Brandon Jewell with the Career Technical Education Foundation Sonoma County moderated a panel discussion at 180 Studios in Santa Rosa during the second annual Sonoma County Manufacturing Day on Oct. 19. Panelists were Megan Dellavalle of Medtronic, Juan Alvarez of Viavi Solutions, Ian Serrano of Straus Family Creamery and Sean Winchester of Endologix.
Panelists were asked to respond to questions about their educational backgrounds and if a four-year degree was necessary for success, how they entered the manufacturing world, what they like most about their jobs, as well as the biggest challenge they faced during their careers.
MEGAN DELLAVALLE, MEDTRONIC: While in high school I met someone who worked with a medical MRI machine and shadowed her on the job. I also had college internships, including one at Medtronic. I’m now also involved with WISE, Women In Science and Engineering, to help other women advance in various technology areas.
In my position, I make a big impact on people’s lives, and my unit supports a number of worldwide bio-units. Back in high school, engineering involved a lot of math, which was not my best subject, since I was a biology and liberal arts student. But I wanted to enter this field. I struggled, got extra help, and put out a lot of effort. I love what I do. Sure, there will be obstacles, but you have to stick with it.
As a woman, I’ve been fortunate in the STEM field. In my BME (bachelor of biomedical engineering) degree program, there were more women than men. The same was true in my internship group at Medtronic. There are organizations that can support you, such as the Society of Women Engineers.

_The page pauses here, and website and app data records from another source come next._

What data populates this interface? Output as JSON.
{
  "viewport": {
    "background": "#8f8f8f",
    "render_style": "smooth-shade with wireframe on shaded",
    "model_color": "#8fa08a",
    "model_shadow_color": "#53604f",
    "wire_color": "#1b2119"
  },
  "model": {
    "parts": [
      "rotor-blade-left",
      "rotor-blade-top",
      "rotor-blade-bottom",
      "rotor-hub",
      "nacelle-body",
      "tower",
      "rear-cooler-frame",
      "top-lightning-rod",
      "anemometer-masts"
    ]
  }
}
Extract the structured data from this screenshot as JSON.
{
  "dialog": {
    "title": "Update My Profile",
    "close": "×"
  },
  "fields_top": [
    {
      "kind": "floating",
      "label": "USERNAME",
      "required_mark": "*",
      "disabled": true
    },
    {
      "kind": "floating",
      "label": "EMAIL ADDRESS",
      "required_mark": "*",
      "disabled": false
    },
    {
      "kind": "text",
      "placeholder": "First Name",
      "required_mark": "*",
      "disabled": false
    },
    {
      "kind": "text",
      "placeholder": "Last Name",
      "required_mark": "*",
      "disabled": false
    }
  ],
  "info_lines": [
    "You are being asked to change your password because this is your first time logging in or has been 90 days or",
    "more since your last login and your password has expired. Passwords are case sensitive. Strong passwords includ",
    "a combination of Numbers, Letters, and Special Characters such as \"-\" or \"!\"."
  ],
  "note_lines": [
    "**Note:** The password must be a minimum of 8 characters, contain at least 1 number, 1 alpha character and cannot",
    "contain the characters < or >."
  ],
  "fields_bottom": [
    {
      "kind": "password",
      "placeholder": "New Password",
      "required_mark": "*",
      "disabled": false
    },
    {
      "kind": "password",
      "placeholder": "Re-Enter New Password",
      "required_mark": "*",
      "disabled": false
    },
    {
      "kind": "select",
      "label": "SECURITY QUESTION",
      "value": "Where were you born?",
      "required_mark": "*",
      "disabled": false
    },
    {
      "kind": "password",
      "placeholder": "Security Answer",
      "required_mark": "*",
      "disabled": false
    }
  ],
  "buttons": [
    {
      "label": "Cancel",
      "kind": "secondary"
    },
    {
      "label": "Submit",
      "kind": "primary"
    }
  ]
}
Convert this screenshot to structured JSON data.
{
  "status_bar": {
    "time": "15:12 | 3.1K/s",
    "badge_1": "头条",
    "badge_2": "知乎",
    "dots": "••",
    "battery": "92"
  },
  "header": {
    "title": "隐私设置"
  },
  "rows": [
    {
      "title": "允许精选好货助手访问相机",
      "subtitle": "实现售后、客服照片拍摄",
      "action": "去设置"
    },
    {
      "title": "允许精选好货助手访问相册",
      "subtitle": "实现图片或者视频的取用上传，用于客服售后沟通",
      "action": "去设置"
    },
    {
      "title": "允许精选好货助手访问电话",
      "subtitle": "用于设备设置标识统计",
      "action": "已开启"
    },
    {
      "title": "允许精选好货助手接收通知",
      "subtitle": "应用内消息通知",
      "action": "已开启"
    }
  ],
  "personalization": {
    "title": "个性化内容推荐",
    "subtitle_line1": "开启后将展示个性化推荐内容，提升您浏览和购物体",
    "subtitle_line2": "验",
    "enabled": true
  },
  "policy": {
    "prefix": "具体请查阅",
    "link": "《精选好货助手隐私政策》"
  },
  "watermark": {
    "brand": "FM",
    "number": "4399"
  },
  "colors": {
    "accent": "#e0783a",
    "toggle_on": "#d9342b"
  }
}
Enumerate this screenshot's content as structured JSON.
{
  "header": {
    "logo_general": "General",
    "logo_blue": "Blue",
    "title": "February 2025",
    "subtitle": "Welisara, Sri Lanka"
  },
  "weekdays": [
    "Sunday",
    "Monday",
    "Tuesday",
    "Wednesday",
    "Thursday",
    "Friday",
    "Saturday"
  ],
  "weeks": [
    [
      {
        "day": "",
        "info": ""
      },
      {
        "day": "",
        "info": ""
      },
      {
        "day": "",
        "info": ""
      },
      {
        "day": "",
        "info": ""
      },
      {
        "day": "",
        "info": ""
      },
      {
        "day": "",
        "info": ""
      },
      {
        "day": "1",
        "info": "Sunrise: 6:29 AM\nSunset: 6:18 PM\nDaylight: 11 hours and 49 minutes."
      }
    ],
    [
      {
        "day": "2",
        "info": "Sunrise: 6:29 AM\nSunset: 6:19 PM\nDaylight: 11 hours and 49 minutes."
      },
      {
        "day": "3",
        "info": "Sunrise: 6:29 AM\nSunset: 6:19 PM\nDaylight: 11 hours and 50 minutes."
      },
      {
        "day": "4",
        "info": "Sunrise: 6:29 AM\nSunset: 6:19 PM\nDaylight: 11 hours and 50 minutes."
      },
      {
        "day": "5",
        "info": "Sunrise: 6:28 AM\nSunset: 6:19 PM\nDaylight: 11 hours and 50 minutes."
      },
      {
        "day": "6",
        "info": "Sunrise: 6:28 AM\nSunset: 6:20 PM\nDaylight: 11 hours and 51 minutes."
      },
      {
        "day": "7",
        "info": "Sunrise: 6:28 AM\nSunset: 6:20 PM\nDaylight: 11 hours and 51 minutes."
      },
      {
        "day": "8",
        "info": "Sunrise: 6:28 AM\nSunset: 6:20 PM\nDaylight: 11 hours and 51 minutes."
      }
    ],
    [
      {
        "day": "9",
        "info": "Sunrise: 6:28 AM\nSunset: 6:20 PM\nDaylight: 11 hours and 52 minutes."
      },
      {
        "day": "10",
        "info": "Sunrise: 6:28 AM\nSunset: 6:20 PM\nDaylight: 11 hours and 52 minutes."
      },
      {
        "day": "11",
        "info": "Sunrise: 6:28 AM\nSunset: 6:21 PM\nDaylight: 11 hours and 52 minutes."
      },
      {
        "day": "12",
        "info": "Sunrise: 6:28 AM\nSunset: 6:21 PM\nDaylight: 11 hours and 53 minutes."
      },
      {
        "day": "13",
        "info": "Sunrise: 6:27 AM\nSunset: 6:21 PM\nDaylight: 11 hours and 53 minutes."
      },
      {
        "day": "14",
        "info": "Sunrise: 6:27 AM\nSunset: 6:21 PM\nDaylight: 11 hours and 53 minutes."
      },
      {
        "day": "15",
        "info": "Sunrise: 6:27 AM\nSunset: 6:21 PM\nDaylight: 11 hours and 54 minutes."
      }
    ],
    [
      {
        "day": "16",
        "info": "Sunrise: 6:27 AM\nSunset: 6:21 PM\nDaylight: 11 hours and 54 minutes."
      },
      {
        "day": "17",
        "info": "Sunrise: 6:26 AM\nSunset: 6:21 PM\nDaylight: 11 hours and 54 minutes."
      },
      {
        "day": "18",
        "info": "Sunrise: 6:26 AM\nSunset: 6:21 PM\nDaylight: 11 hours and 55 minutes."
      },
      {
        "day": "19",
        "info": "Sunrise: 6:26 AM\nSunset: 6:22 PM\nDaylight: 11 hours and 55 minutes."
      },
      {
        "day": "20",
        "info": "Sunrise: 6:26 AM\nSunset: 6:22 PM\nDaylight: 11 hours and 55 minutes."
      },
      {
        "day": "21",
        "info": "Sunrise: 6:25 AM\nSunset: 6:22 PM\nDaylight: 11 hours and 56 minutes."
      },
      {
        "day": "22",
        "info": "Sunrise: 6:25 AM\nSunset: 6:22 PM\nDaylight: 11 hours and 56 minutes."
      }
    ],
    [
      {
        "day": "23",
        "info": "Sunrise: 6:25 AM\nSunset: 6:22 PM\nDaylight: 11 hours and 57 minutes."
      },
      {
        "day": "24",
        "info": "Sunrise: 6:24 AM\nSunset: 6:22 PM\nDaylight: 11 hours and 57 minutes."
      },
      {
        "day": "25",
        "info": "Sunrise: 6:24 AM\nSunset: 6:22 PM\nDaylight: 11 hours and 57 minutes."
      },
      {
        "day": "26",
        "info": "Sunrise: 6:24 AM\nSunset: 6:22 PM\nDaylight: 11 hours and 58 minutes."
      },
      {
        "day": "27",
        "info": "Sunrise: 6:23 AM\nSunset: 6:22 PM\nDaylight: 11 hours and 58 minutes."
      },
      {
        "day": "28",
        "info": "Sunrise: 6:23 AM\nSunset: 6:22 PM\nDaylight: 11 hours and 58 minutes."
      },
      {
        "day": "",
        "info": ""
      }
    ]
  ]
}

Whether or not to earn a four-year college degree depends on what you want – what works for you. For production floor, tech positions and some project-management jobs, a high school diploma may be all that is required. For engineering and advanced positions, you will need a four-year degree.
Do I use everything I learned in college? No. But critical thinking skills are vital. The key is determining what you need to know, learning how to get that knowledge and plotting a course for your future, while also having the drive and initiative to take you there.
SEAN WINCHESTER, ENDOLOGIX: I would approach those working in laboratory jobs that I found interesting, such as at UC Irvine, and ask them if I could have a chance to work with them as an intern – with or without pay. I asked another professor the same question at NYU and got the job.
I was a materials science major, but wanted to enter the bio-medical engineering field. I felt that the chemical and bio areas I had been studying were not close enough of a match, since I wanted to be part of the medical device industry. I had to be open to growing and flexible to change my course of study to match the job I wanted.
The biggest reward I receive from my career is the knowledge that I am helping patients have a better quality of life. I earned a university degree and am now working with stem cells in a polymer matrix. Like Megan Dellavalle, I don’t use everything I learned in college. But having an engineering degree shows employers that you have the ability to learn what you need to know in a relatively short time.